Find the lines below that include the word "data" and state how many there are, adding nothing.

────────────────────

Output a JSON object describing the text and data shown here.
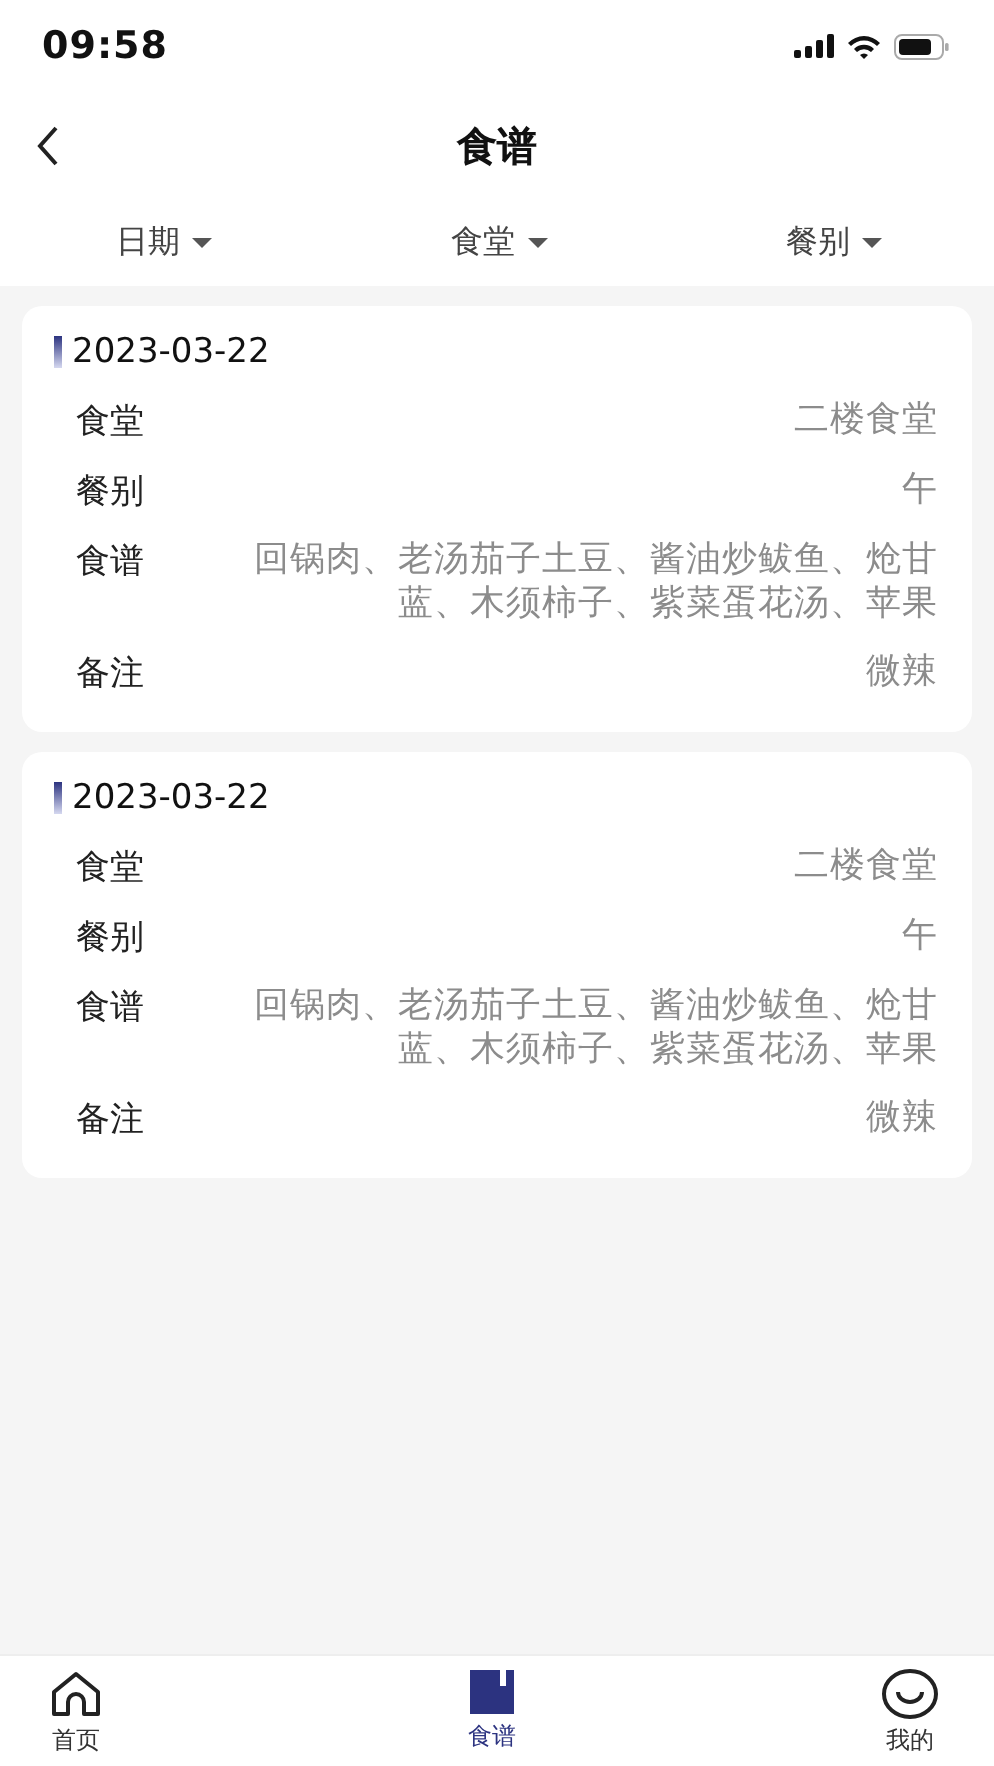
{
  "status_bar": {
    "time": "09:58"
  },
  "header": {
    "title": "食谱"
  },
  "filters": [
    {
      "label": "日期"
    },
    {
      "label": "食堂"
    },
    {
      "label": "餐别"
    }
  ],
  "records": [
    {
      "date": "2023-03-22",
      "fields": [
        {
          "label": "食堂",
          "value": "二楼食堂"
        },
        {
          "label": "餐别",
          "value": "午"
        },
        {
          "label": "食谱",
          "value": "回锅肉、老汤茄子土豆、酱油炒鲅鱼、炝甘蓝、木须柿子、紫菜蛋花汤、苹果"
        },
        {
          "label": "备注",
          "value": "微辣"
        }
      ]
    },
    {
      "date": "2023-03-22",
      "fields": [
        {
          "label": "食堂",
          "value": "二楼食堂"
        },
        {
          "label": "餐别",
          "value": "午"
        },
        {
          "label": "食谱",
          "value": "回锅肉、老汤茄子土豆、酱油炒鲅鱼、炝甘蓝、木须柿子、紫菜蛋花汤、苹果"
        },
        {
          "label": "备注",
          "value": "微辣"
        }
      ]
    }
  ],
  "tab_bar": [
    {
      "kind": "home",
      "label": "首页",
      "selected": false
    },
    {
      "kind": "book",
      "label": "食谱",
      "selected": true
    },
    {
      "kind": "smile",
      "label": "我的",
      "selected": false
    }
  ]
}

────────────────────

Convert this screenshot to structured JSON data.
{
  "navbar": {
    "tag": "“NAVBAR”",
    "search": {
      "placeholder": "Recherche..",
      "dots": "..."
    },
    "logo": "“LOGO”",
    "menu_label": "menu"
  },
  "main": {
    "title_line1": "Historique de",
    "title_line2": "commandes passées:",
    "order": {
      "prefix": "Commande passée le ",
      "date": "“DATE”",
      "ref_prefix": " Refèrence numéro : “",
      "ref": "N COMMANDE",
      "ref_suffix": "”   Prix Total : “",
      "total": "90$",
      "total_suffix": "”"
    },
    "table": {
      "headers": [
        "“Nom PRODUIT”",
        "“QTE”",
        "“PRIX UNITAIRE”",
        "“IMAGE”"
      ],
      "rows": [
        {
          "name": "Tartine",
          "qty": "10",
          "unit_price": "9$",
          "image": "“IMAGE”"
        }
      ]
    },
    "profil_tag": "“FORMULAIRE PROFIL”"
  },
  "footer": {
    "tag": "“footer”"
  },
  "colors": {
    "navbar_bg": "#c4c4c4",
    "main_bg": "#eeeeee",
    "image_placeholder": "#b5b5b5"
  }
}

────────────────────

Finished task
2